Food Label Changes in 2018

The Nutrition Fact labels were designed more than 20 years ago. After extensive research on nutrition, public health and diet, the U.S. Food and Drug Administration (FDA) decided that there’s a need to update the labels to reflect the needs of today’s consumer. You may already see the new labels on some foods because the original date to comply was July 2018. However, the FDA extended the date and manufacturers aren’t required to adhere to the change until 2020.

To help consumers make healthy decisions, the Nutrition Facts label will be updated with a new look and include current scientific information. Detailed below are changes to be reflected on the Nutrition Facts label:

  • Diet and chronic conditions:
    some labels may contain information on the link between diet and chronic conditions such as heart disease and obesity.

  • Font size:
    the font size will be bigger for information such as the number of calories, servings per container and serving size to make it easier to find this information on the label. The number of calories and serving size will also be bolded.

  • Vitamins and nutrients content:
    the actual amount and recommended percent daily value of vitamin D, calcium, iron and potassium will now be on food labels. The daily values for sodium, dietary fiber, and vitamin D will be updated to help people understand what the values mean.

  • Percent Daily Value:
    the new labels will define Percent Daily Value: “The Percent Daily Value tells you how much a nutrient in a serving of food contributes to a daily diet. For general nutrition, values are based on a daily 2,000 calorie diet.”

  • Sugar content:
    the amount in grams and percent daily value of the sugar content will be on the label.

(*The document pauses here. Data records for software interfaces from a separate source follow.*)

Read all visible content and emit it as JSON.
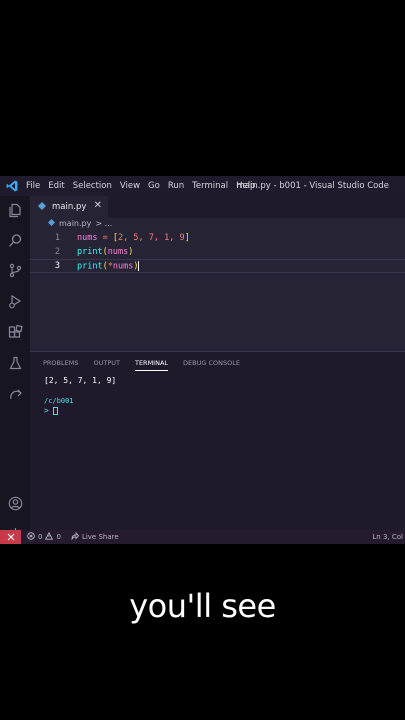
{
  "window": {
    "menu": [
      "File",
      "Edit",
      "Selection",
      "View",
      "Go",
      "Run",
      "Terminal",
      "Help"
    ],
    "title": "main.py - b001 - Visual Studio Code"
  },
  "activity_icons": [
    "explorer-icon",
    "search-icon",
    "source-control-icon",
    "run-debug-icon",
    "extensions-icon",
    "testing-icon",
    "remote-explorer-icon",
    "account-icon",
    "settings-gear-icon"
  ],
  "tab": {
    "label": "main.py",
    "close": "✕"
  },
  "breadcrumb": {
    "file": "main.py",
    "rest": "> ..."
  },
  "editor": {
    "lines": [
      {
        "num": "1",
        "tokens": [
          "nums",
          " = ",
          "[",
          "2",
          ", ",
          "5",
          ", ",
          "7",
          ", ",
          "1",
          ", ",
          "9",
          "]"
        ]
      },
      {
        "num": "2",
        "tokens": [
          "print",
          "(",
          "nums",
          ")"
        ]
      },
      {
        "num": "3",
        "tokens": [
          "print",
          "(",
          "*",
          "nums",
          ")"
        ]
      }
    ]
  },
  "panel": {
    "tabs": [
      "PROBLEMS",
      "OUTPUT",
      "TERMINAL",
      "DEBUG CONSOLE"
    ],
    "active_tab": "TERMINAL",
    "output": "[2, 5, 7, 1, 9]",
    "path": "/c/b001",
    "prompt": ">"
  },
  "status": {
    "errors": "0",
    "warnings": "0",
    "live_share": "Live Share",
    "position": "Ln 3, Col"
  },
  "caption": "you'll see",
  "colors": {
    "accent_remote": "#c8394a",
    "editor_bg": "#262335"
  }
}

The new label will have a section called “Includes X grams of added sugars” under the “Total sugars” section with “X” representing the number of grams.

  • Fat content:
    “Calories from fat” will be removed, but “Total fat,” “Saturated fat” and “Trans fat” will remain on labels.

  • Serving sizes:
    serving sizes on food labels today were assigned in 1993. Thus, serving sizes on new labels will comply with the law that serving sizes should reflect how much food or drink people actually consume, instead of what was recommended. Here are some examples you may see: the serving size of yogurt will decrease from 8 ounces to 6 ounces and soda will increase from 8 ounces to 12 ounces.
  • The label change will require that the calories and other nutrient information reflect one serving size if the food is to be consumed in one sitting.

Because there are many changes required to update the Nutrition Facts label, the FDA will give food manufacturers time to learn about the new regulations and to adapt to the changes. New labeling is expected to be on all foods and drinks by January 2020 for large food manufacturers and a year later for smaller food manufacturers. Though the new labels are expected to equip consumers with information needed to make healthy food choices, it’s always a good idea to discuss health, diet and any conditions you may have with your healthcare provider.